mossioned officers, 149 enlisted men, and 1 color. I have no report of prisoners captured from the Seventh Illinois Volunteers.
I regret that, being personally unacquainted with the officers and men of the Third Brigade, I am unable to give you the names of all those worthy of particular mention. This is particularly to be regretted, as many behaved very badly. Colonel Babcock and Lieutenant-Colonel Rowett, of the Seventh; Lieutenant-Colonel Swarthout, of the Fiftieth, and the major [Forsse] of the Fifty-seventh are gallant soldiers, and did all in their power to restrain their men; and after the break rapidly brought back their best men under fire. I wish particularly to call your attention to the gallantly and soldiership of Captain Hanna, of the Fiftieth, my aide-de-camp. Acting Lieutenant--, of the Fifty-seventh, should be promoted immediately; and the following non-commissioned officers, Sergt. [Isaac D.] Newell and Corpl. [Joseph] Bordwell, color-bearers of the Seventh Illinois; Sergt. Sinclair Watts and Corpl. David Laughlin, Fiftieth Illinois, and to the color and banner bearers of the Fifty-seventh, whose names I am not able now to obtain.
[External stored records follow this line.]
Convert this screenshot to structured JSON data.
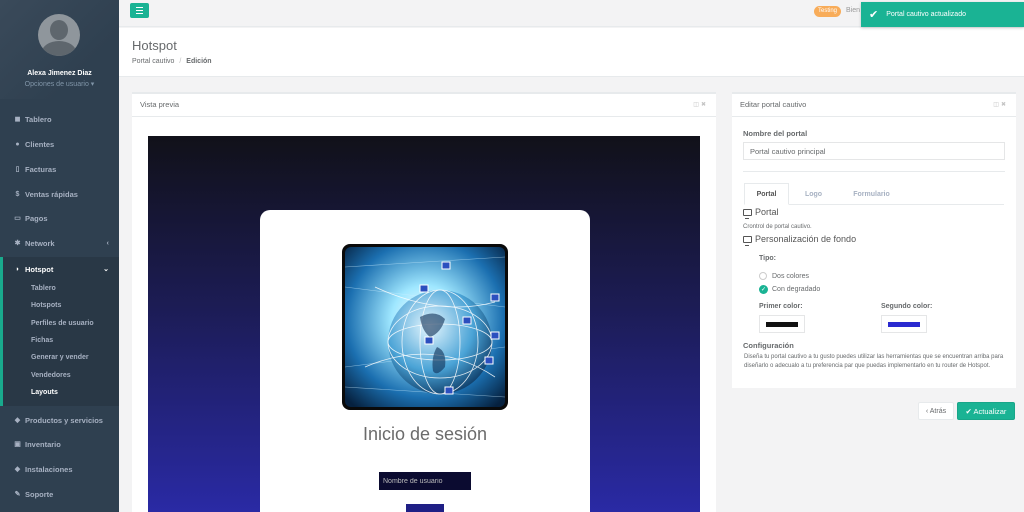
{
  "user": {
    "name": "Alexa Jimenez Diaz",
    "options_label": "Opciones de usuario ▾"
  },
  "sidebar": {
    "items": [
      {
        "label": "Tablero",
        "icon": "dashboard-icon",
        "glyph": "◼"
      },
      {
        "label": "Clientes",
        "icon": "users-icon",
        "glyph": "●"
      },
      {
        "label": "Facturas",
        "icon": "file-icon",
        "glyph": "▯"
      },
      {
        "label": "Ventas rápidas",
        "icon": "dollar-icon",
        "glyph": "$"
      },
      {
        "label": "Pagos",
        "icon": "money-icon",
        "glyph": "▭"
      },
      {
        "label": "Network",
        "icon": "network-icon",
        "glyph": "✱",
        "chevron": "‹"
      },
      {
        "label": "Hotspot",
        "icon": "wifi-icon",
        "glyph": "◗",
        "chevron": "⌄"
      },
      {
        "label": "Productos y servicios",
        "icon": "tag-icon",
        "glyph": "◆"
      },
      {
        "label": "Inventario",
        "icon": "cubes-icon",
        "glyph": "▣"
      },
      {
        "label": "Instalaciones",
        "icon": "diamond-icon",
        "glyph": "◆"
      },
      {
        "label": "Soporte",
        "icon": "wrench-icon",
        "glyph": "✎"
      }
    ],
    "hotspot_sub": [
      "Tablero",
      "Hotspots",
      "Perfiles de usuario",
      "Fichas",
      "Generar y vender",
      "Vendedores",
      "Layouts"
    ]
  },
  "topbar": {
    "badge": "Testing",
    "welcome": "Bien"
  },
  "page": {
    "title": "Hotspot",
    "breadcrumb_1": "Portal cautivo",
    "breadcrumb_sep": "/",
    "breadcrumb_2": "Edición"
  },
  "preview": {
    "title": "Vista previa",
    "login_title": "Inicio de sesión",
    "username_placeholder": "Nombre de usuario",
    "colors": {
      "primary": "#111111",
      "secondary": "#2a2ad0"
    }
  },
  "editor": {
    "title": "Editar portal cautivo",
    "name_label": "Nombre del portal",
    "name_value": "Portal cautivo principal",
    "tabs": [
      "Portal",
      "Logo",
      "Formulario"
    ],
    "portal_heading": "Portal",
    "portal_sub": "Crontrol de portal cautivo.",
    "bg_heading": "Personalización de fondo",
    "type_label": "Tipo:",
    "option_1": "Dos colores",
    "option_2": "Con degradado",
    "primary_label": "Primer color:",
    "secondary_label": "Segundo color:",
    "config_label": "Configuración",
    "description": "Diseña tu portal cautivo a tu gusto puedes utilizar las herramientas que se encuentran arriba para diseñarlo o adecualo a tu preferencia par que puedas implementarlo en tu router de Hotspot."
  },
  "buttons": {
    "back": "‹ Atrás",
    "update": "✔ Actualizar"
  },
  "toast": {
    "message": "Portal cautivo actualizado"
  }
}
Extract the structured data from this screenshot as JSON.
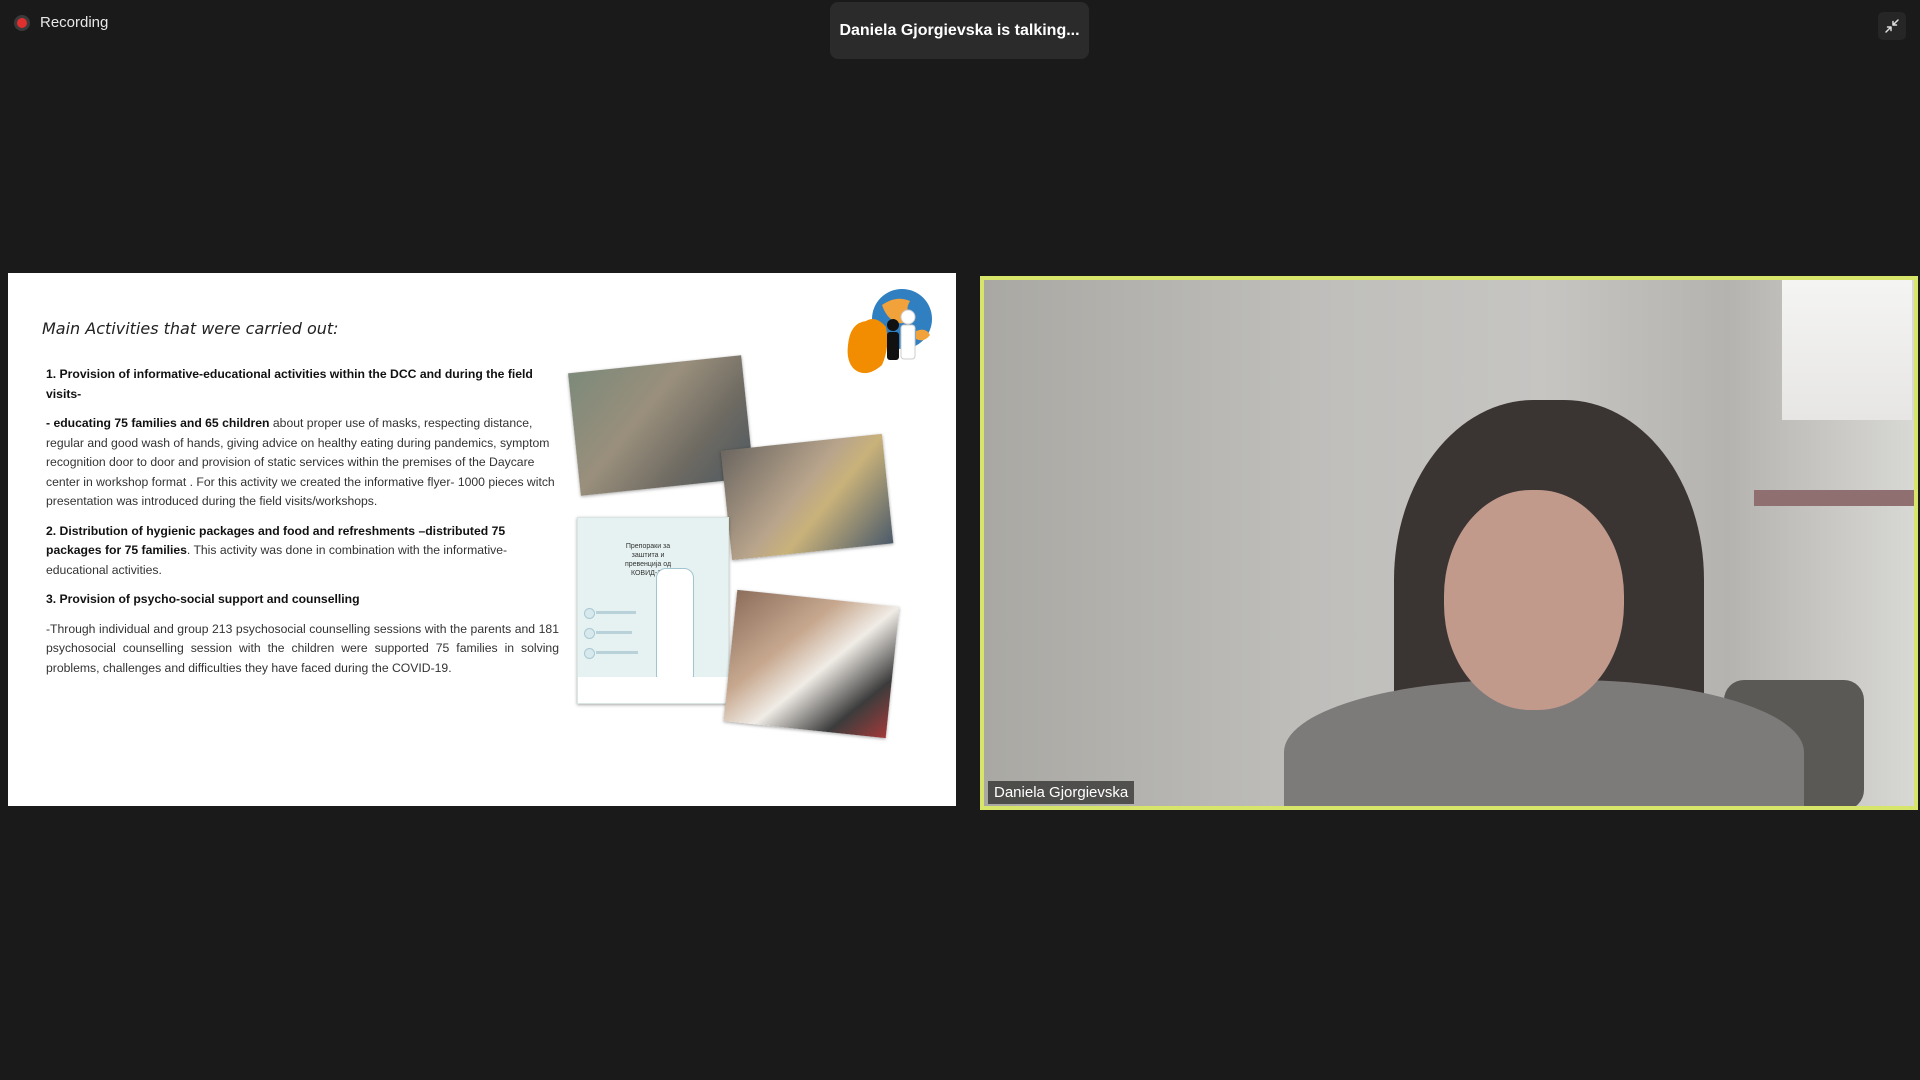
{
  "recording": {
    "label": "Recording"
  },
  "banner": {
    "talking_text": "Daniela Gjorgievska is talking..."
  },
  "slide": {
    "title": "Main Activities  that were carried out:",
    "item1_heading": "1. Provision of informative-educational activities within the DCC and during the field visits-",
    "item1_bold": "- educating 75 families and 65 children",
    "item1_body": " about proper use of masks, respecting distance, regular and good wash of hands, giving advice on healthy eating during pandemics, symptom recognition door to door and provision of static services within the premises of the Daycare center in workshop format . For this activity we created the informative flyer- 1000 pieces witch presentation was introduced during the field visits/workshops.",
    "item2_bold": "2. Distribution of hygienic packages and food and refreshments –distributed 75 packages for 75 families",
    "item2_body": ". This activity was done in combination with the informative-educational activities.",
    "item3_heading": "3. Provision of psycho-social support and counselling",
    "item3_body": "-Through individual and group 213 psychosocial counselling sessions with the parents and 181 psychosocial counselling session with the children were supported 75 families in solving problems, challenges and difficulties they have faced during the COVID-19.",
    "flyer_title": "Препораки за заштита и превенција од КОВИД-19"
  },
  "video": {
    "participant_name": "Daniela Gjorgievska"
  },
  "colors": {
    "speaker_border": "#d7e56a",
    "recording_dot": "#e02f2f",
    "background": "#1a1a1a"
  },
  "icons": {
    "recording": "record-icon",
    "minimize": "minimize-icon",
    "logo": "organization-logo-icon"
  }
}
My loss was 59 killed and wounded and 10 missing. The general commanding the division having directed that the reports of regimental commanders be sent to him, I am unable to obtain correct data on which to base a report of killed and wounded.
I am, captain, very respectfully, your obedient servant,
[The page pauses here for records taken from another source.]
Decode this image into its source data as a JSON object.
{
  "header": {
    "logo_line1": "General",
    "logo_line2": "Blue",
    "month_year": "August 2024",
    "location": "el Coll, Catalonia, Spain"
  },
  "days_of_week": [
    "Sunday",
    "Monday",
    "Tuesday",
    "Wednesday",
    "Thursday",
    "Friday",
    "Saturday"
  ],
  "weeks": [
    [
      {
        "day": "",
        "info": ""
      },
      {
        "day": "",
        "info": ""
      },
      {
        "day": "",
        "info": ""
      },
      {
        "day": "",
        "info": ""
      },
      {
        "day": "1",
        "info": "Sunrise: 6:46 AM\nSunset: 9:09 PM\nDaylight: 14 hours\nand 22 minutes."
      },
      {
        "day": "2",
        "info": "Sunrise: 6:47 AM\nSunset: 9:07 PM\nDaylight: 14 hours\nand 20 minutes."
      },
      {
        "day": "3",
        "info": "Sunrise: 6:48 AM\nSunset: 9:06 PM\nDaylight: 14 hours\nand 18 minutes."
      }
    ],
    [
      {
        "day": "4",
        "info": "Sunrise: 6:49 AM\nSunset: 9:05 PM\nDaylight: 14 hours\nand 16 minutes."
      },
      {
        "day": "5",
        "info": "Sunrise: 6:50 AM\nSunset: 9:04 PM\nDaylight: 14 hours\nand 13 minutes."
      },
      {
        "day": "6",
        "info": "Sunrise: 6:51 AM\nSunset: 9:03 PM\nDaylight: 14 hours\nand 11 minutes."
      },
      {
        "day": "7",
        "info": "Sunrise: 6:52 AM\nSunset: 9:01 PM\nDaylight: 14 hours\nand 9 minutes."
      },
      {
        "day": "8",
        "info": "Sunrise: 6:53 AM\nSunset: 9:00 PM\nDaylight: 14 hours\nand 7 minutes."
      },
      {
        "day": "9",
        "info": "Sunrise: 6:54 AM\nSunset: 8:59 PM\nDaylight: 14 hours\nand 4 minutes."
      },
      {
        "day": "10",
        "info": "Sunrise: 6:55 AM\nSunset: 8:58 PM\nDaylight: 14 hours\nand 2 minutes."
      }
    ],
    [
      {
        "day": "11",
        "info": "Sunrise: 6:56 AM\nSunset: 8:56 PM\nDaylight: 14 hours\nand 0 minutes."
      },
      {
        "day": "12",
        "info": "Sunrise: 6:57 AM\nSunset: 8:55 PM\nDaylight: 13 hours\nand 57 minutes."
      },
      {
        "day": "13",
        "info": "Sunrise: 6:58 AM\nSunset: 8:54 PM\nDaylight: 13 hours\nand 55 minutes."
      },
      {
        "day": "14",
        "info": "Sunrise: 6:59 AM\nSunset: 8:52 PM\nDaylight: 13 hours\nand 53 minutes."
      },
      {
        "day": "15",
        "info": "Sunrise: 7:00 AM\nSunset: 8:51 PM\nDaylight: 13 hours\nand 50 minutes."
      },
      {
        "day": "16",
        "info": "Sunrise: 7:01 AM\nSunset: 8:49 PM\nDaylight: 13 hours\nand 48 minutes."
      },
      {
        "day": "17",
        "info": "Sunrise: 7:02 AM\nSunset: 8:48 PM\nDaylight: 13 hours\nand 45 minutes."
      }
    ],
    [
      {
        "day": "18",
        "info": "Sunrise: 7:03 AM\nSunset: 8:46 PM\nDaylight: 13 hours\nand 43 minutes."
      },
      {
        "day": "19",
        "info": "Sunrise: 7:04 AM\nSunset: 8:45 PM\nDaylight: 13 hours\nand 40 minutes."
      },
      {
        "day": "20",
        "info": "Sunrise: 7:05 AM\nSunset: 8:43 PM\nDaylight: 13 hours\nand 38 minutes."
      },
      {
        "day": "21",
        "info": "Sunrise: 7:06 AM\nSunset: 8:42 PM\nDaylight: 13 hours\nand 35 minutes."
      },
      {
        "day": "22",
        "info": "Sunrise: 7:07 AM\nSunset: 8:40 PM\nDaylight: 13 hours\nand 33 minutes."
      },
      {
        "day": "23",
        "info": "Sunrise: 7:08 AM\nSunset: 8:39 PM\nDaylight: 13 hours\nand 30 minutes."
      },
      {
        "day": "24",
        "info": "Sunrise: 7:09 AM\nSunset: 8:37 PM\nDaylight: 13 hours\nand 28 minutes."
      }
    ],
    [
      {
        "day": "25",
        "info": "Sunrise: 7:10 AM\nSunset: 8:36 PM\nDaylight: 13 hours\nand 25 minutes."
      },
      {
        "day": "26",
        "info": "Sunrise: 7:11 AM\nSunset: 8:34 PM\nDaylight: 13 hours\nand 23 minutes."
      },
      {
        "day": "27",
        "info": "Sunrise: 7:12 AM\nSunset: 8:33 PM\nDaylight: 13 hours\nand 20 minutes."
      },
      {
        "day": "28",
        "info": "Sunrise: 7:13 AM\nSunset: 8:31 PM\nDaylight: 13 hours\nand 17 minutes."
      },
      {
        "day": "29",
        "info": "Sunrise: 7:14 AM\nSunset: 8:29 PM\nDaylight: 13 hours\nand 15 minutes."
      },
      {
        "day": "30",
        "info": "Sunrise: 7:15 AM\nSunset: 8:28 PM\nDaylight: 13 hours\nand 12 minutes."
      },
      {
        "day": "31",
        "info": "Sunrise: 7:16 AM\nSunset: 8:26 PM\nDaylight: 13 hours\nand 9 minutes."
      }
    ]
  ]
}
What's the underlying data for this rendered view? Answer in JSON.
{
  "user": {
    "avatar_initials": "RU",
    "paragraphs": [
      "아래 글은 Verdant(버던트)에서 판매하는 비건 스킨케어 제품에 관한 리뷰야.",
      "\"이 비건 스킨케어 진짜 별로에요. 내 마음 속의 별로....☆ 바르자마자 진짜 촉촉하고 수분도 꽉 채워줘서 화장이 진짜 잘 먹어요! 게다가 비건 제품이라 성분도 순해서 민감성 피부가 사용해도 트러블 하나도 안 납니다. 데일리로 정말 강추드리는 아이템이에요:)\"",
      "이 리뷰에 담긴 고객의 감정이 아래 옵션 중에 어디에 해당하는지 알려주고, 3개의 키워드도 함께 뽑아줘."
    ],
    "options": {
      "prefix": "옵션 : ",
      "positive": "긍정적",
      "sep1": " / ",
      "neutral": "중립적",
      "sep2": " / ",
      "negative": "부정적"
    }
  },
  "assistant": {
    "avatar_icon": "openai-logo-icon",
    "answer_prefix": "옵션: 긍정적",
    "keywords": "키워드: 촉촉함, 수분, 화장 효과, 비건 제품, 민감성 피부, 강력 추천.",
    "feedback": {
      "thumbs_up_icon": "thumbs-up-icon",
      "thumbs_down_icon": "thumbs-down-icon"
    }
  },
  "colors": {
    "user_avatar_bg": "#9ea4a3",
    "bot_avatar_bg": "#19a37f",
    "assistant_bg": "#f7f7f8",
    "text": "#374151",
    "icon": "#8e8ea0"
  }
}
JOHN V. DU BOIS,
Colonel, U. S. Army.
Captain J. LOVELL,
Report of Colonel Andrew J. Babcock, Seventh Illinois Infantry.
HDQRS. SEVENTH ILLINOIS INFANTRY VOLUNTEERS, Camp near Corinth, Miss., October 14, 1862.
SIR: In accordance with orders from your headquarters I submit to you the following report of the part taken by the Seventh Regiment of Illinois Infantry in the battle at Corinth, Miss., of Friday and Saturday, October 3 and 4 instant:
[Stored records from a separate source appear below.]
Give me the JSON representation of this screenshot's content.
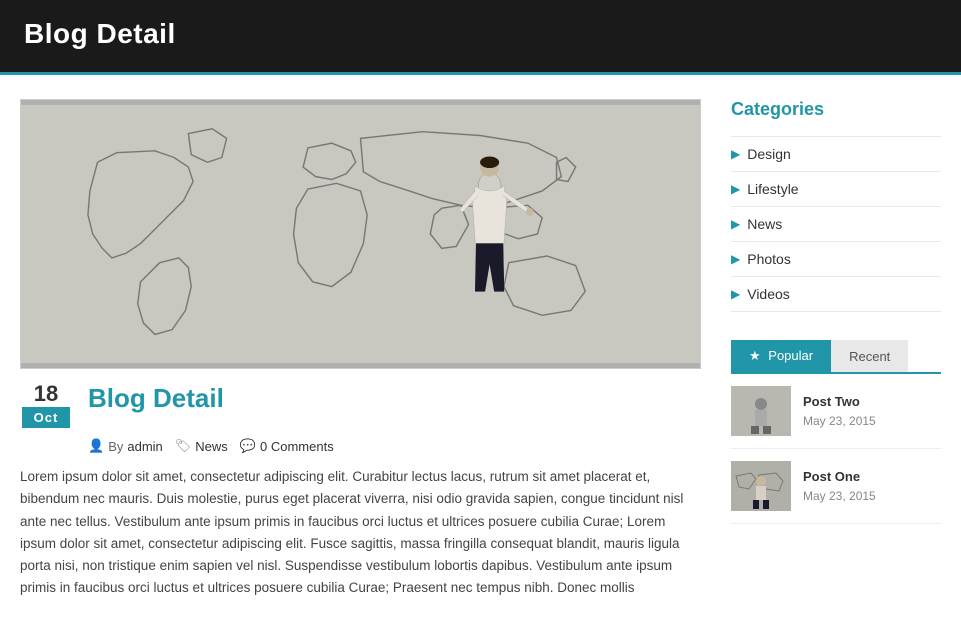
{
  "header": {
    "title": "Blog Detail"
  },
  "main": {
    "post": {
      "day": "18",
      "month": "Oct",
      "title": "Blog Detail",
      "author": "admin",
      "category": "News",
      "comments": "0 Comments",
      "body": "Lorem ipsum dolor sit amet, consectetur adipiscing elit. Curabitur lectus lacus, rutrum sit amet placerat et, bibendum nec mauris. Duis molestie, purus eget placerat viverra, nisi odio gravida sapien, congue tincidunt nisl ante nec tellus. Vestibulum ante ipsum primis in faucibus orci luctus et ultrices posuere cubilia Curae; Lorem ipsum dolor sit amet, consectetur adipiscing elit. Fusce sagittis, massa fringilla consequat blandit, mauris ligula porta nisi, non tristique enim sapien vel nisl. Suspendisse vestibulum lobortis dapibus. Vestibulum ante ipsum primis in faucibus orci luctus et ultrices posuere cubilia Curae; Praesent nec tempus nibh. Donec mollis"
    }
  },
  "sidebar": {
    "categories_title": "Categories",
    "categories": [
      {
        "label": "Design"
      },
      {
        "label": "Lifestyle"
      },
      {
        "label": "News"
      },
      {
        "label": "Photos"
      },
      {
        "label": "Videos"
      }
    ],
    "tabs": [
      {
        "label": "Popular",
        "active": true,
        "icon": "★"
      },
      {
        "label": "Recent",
        "active": false
      }
    ],
    "popular_posts": [
      {
        "title": "Post Two",
        "date": "May 23, 2015"
      },
      {
        "title": "Post One",
        "date": "May 23, 2015"
      }
    ]
  }
}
The regiment left its camp, on the Booneville road, about 6 o'clock on Friday morning, the 3rd instant, with 390 men and 28 commissioned officers, marching through Corinth across the Mobile and Ohio Railroad and taking the Chewalla road. We marched about 1 1\2 miles and formed in line of battle facing south. Soon after I received orders from Colonel Baldwin, commanding the Third Brigade, to move forward and re-enforce Colonel Oliver, who was attacked by the enemy.
Arriving at Colonel Oliver's command I was placed on the extreme right, behind the old rebel works, the artillery on the road, immediately on my left. I sent out Company H as skirmishers. They were soon driven in, with the loss of First Lieutenant Ring, badly wounded, and reported the enemy in large force. About the same time the infantry and artillery on my left commenced a terrific fire. The enemy soon appeared on my front and I poured in a fire which drove them back. At this time I discovered a large force of rebels breaking through the timber in solid column about 40 rods from my right and moving directly toward and across the earthworks. I turned the fire of my right wing